Brinck et al8 in their study of three cases supported the hypothesis that papillary SCCs (unlike verrucous carcinoma) are similar with regard to risk factors to squamotransitional and condylomatous carcinoma.
The human papillomavirus (HPV) may play an etiologic role in some of these tumors; and papillary SCC is the only subtype among squamous/(squamo)transitional carcinomas, i.e., associated with high-risk HPV infection in the absence of HPV-related histopathologic alterations. It reaffirms relation between HPV type and clinical outcome in variants of SCC with papillary features.8
Although it is a known entity for the last three decades, difficulties are encountered in the correct histological diagnosis and staging of this malignancy. In their study, Ng9 concluded that although PSTCC has a distinctive appearance in thin-layer cytologic preparations with predominance of bland-looking basaloid cells or HSIL cells, there is underdiagnosis of the subtype due to scantiness of tumor diathesis and carcinoma cells.
Al-Nafussi and Al-Yusif,4 in their study, concluded that papillary SCC has a propensity for late metastasis and local recurrence despite the fact that histologically it could be misinterpreted as CIN3 with a papillary configuration or as a squamous papilloma.
Does cervix have transitional cells or do these cells come from the urinary tract cancers?
Cervical transitional (SCC) cells have different staining patterns (CK7+/CK20) than the transitional cell tumors of the urinary tract (CK7+/CK20+) and SCCs of the cervix.10,11 This differentiates urinary tract metastasis from transitional cell variants of SCC.
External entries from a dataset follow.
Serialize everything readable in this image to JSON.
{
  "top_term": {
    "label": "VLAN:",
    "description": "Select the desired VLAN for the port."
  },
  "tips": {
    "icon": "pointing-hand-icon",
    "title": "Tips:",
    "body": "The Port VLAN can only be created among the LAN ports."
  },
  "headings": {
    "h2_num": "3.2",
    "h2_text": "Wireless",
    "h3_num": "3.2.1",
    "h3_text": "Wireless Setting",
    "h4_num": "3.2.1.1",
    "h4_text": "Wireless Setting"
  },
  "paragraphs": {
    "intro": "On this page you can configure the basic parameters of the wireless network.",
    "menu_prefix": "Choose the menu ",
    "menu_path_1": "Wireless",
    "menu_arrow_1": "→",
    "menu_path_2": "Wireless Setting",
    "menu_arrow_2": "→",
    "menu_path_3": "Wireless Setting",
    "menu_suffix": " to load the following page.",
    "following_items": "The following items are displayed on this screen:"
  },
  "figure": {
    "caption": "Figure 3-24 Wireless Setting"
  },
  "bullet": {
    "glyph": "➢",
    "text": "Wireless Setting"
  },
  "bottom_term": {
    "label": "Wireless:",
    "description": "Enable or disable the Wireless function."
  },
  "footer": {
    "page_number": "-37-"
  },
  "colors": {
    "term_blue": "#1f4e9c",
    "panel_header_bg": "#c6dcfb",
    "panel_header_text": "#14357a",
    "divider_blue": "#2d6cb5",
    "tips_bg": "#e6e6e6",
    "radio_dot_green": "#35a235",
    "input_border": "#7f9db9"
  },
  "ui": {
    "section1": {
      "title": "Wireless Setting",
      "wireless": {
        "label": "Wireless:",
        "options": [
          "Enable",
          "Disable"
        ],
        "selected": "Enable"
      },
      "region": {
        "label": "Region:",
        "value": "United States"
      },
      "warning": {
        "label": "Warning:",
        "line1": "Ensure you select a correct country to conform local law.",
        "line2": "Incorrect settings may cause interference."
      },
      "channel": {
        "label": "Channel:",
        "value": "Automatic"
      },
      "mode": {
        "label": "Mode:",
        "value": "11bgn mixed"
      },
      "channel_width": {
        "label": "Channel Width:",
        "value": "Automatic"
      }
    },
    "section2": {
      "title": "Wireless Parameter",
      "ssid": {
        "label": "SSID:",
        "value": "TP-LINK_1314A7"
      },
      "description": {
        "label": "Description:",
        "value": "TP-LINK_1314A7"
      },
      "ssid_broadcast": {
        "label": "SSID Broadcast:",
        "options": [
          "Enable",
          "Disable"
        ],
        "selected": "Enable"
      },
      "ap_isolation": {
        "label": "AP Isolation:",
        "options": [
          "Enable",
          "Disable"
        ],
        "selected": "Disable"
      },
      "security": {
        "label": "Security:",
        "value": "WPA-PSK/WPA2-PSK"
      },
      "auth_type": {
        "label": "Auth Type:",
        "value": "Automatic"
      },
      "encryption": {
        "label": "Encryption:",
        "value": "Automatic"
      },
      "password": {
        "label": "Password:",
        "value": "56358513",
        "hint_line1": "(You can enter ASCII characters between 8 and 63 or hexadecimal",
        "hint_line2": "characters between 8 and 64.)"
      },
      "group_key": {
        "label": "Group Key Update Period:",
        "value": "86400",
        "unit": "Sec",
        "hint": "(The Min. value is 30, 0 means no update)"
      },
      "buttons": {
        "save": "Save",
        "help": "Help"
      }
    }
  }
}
The knowledge about this important histological subtype, PSTCC, is required by both gynecologist and pathologist to differentiate it from a more benign course of other subtypes like verrucous or papillary squamous, because of its late recurrence and metastasis.